The new year is quickly approaching, which means it’s time to brainstorm 2019 resolutions. The new year is a perfect time to start on a fresh slate and make commitments to stick to healthy habits. One goal that your entire family should work on together? To get more sleep!
According to a National Sleep Foundation study, 90 percent of school-aged children don’t get the recommended amount of sleep for their age group. Lack of shut-eye among adolescents can lead to impaired learning and school performance, behavioral problems, mood and emotional instability, a greater risk of sports injuries, and a worsening of health-related issues including obesity.

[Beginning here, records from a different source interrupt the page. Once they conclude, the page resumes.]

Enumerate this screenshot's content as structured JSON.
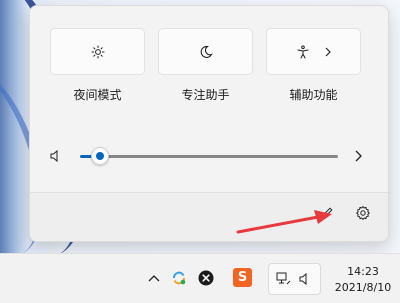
{
  "quick_settings": {
    "tiles": [
      {
        "label": "夜间模式",
        "icon": "brightness-sun-icon"
      },
      {
        "label": "专注助手",
        "icon": "moon-focus-icon"
      },
      {
        "label": "辅助功能",
        "icon": "accessibility-icon"
      }
    ],
    "volume": {
      "level": 0.08,
      "icon": "speaker-icon"
    },
    "footer_icons": [
      "edit-pencil-icon",
      "settings-gear-icon"
    ]
  },
  "taskbar": {
    "tray_icons": [
      "chevron-up-icon",
      "sync-app-icon",
      "close-circle-app-icon",
      "sogou-input-icon",
      "network-icon",
      "speaker-icon"
    ],
    "ime_label": "S",
    "clock_time": "14:23",
    "clock_date": "2021/8/10"
  },
  "colors": {
    "accent": "#0067c0",
    "annotation_arrow": "#e8393c",
    "ime_orange": "#f26522"
  }
}
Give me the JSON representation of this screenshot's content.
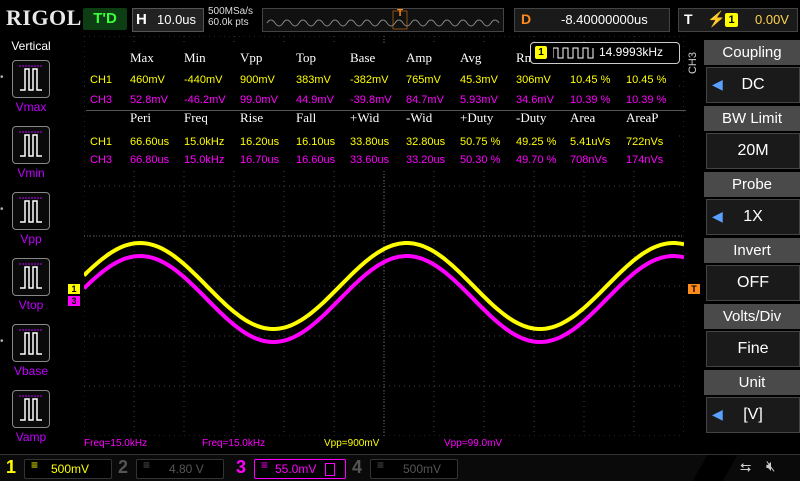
{
  "topbar": {
    "logo": "RIGOL",
    "trigger_status": "T'D",
    "horizontal_label": "H",
    "timebase": "10.0us",
    "sample_rate": "500MSa/s",
    "memory_depth": "60.0k pts",
    "trigger_position_marker": "T",
    "delay_label": "D",
    "delay_value": "-8.40000000us",
    "trigger_label": "T",
    "trigger_source": "1",
    "trigger_level": "0.00V"
  },
  "left_panel": {
    "title": "Vertical",
    "items": [
      {
        "label": "Vmax",
        "icon": "vmax-icon"
      },
      {
        "label": "Vmin",
        "icon": "vmin-icon"
      },
      {
        "label": "Vpp",
        "icon": "vpp-icon"
      },
      {
        "label": "Vtop",
        "icon": "vtop-icon"
      },
      {
        "label": "Vbase",
        "icon": "vbase-icon"
      },
      {
        "label": "Vamp",
        "icon": "vamp-icon"
      }
    ]
  },
  "measure_table": {
    "header1": [
      "Max",
      "Min",
      "Vpp",
      "Top",
      "Base",
      "Amp",
      "Avg",
      "Rms",
      "",
      ""
    ],
    "row1": {
      "ch": "CH1",
      "values": [
        "460mV",
        "-440mV",
        "900mV",
        "383mV",
        "-382mV",
        "765mV",
        "45.3mV",
        "306mV",
        "10.45 %",
        "10.45 %"
      ]
    },
    "row2": {
      "ch": "CH3",
      "values": [
        "52.8mV",
        "-46.2mV",
        "99.0mV",
        "44.9mV",
        "-39.8mV",
        "84.7mV",
        "5.93mV",
        "34.6mV",
        "10.39 %",
        "10.39 %"
      ]
    },
    "header2": [
      "Peri",
      "Freq",
      "Rise",
      "Fall",
      "+Wid",
      "-Wid",
      "+Duty",
      "-Duty",
      "Area",
      "AreaP"
    ],
    "row3": {
      "ch": "CH1",
      "values": [
        "66.60us",
        "15.0kHz",
        "16.20us",
        "16.10us",
        "33.80us",
        "32.80us",
        "50.75 %",
        "49.25 %",
        "5.41uVs",
        "722nVs"
      ]
    },
    "row4": {
      "ch": "CH3",
      "values": [
        "66.80us",
        "15.0kHz",
        "16.70us",
        "16.60us",
        "33.60us",
        "33.20us",
        "50.30 %",
        "49.70 %",
        "708nVs",
        "174nVs"
      ]
    }
  },
  "frequency_counter": {
    "channel": "1",
    "value": "14.9993kHz"
  },
  "side_channel_label": "CH3",
  "screen_markers": {
    "ch1": "1",
    "ch3": "3",
    "trigger": "T"
  },
  "bottom_stats": [
    {
      "text": "Freq=15.0kHz",
      "color": "#ff00ff"
    },
    {
      "text": "Freq=15.0kHz",
      "color": "#ff00ff"
    },
    {
      "text": "Vpp=900mV",
      "color": "#ffff00"
    },
    {
      "text": "Vpp=99.0mV",
      "color": "#ff00ff"
    }
  ],
  "right_panel": [
    {
      "title": "Coupling",
      "value": "DC"
    },
    {
      "title": "BW Limit",
      "value": "20M"
    },
    {
      "title": "Probe",
      "value": "1X"
    },
    {
      "title": "Invert",
      "value": "OFF"
    },
    {
      "title": "Volts/Div",
      "value": "Fine"
    },
    {
      "title": "Unit",
      "value": "[V]"
    }
  ],
  "bottom_bar": {
    "ch1": {
      "num": "1",
      "scale": "500mV",
      "color": "#ffff00"
    },
    "ch2": {
      "num": "2",
      "scale": "4.80 V",
      "color": "#555555"
    },
    "ch3": {
      "num": "3",
      "scale": "55.0mV",
      "color": "#ff00ff"
    },
    "ch4": {
      "num": "4",
      "scale": "500mV",
      "color": "#555555"
    }
  },
  "colors": {
    "ch1": "#ffff00",
    "ch3": "#ff00ff",
    "trigger": "#ff8c1a",
    "menu_accent": "#5aa0ff"
  }
}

The study also notes that in children, not getting enough sleep is also related to high-risk behaviors like substance abuse, suicidal behavior, and drowsy driving.
This is mainly due to the connection between sleep and neurocognitive functioning, where research says lack of sleep directly affects the prefrontal cortex, the part of the brain that controls selective operations, goal-directed behaviors, and creative processing—all traits that connect to your child’s ability to pay attention, perform well in classes, and effectively complete homework.
Sure, every kid is different when it comes to exactly how much shut-eye they need. But here’s how many hours of sleep per night the National Sleep Foundation recommends:
- Newborns (0-3 months): 14-17 hours
- Infants (4-11 months): 12-15 hours
- Toddlers (1-2 years): 11-14 hours
- Preschoolers (3-5 years): 10-13 hours
- School-aged children (6-13 years): 9-11 hours
- Teenagers (14-17 years): 8-10 hours
- Young adults (17-25 years): 7-9 hours
How do you know if your child is getting enough sleep? Some signs are obvious, like constant yawning or droopy eyes. But symptoms of sleep deprivation in children change as they age and can be quite surprising. You’d probably never guess that being hyperactive is actually a sign of poor sleep, right? If you’re concerned, talk to your doctor about the other symptoms of sleep deprivation.
- Gradually adjust to an earlier wake-up time.
- Improve bedtime practices and practice healthy sleep habits, like avoiding electronics before bed.
- Make bedrooms good for sleeping. The room should be dark and not too distracting. A clean, comfortable mattress with appropriate bed linens is also important.
If your child is consistently having problems sleeping, talk to your pediatrician.
Ashley HomeStore believes that every child should have a good night’s sleep and a bed to call their own. From December 3-23, for every mattress sold, Ashley HomeStore will donate a mattress, bed frame, and bedding to a deserving child in Central Pennsylvania through Bell Family Shelter and United Methodist Home for Children. If you’re not in the market for a new mattress but want to help the children at these organizations, Ashley HomeStore will also be accepting donations to help the kids start the new year off just right.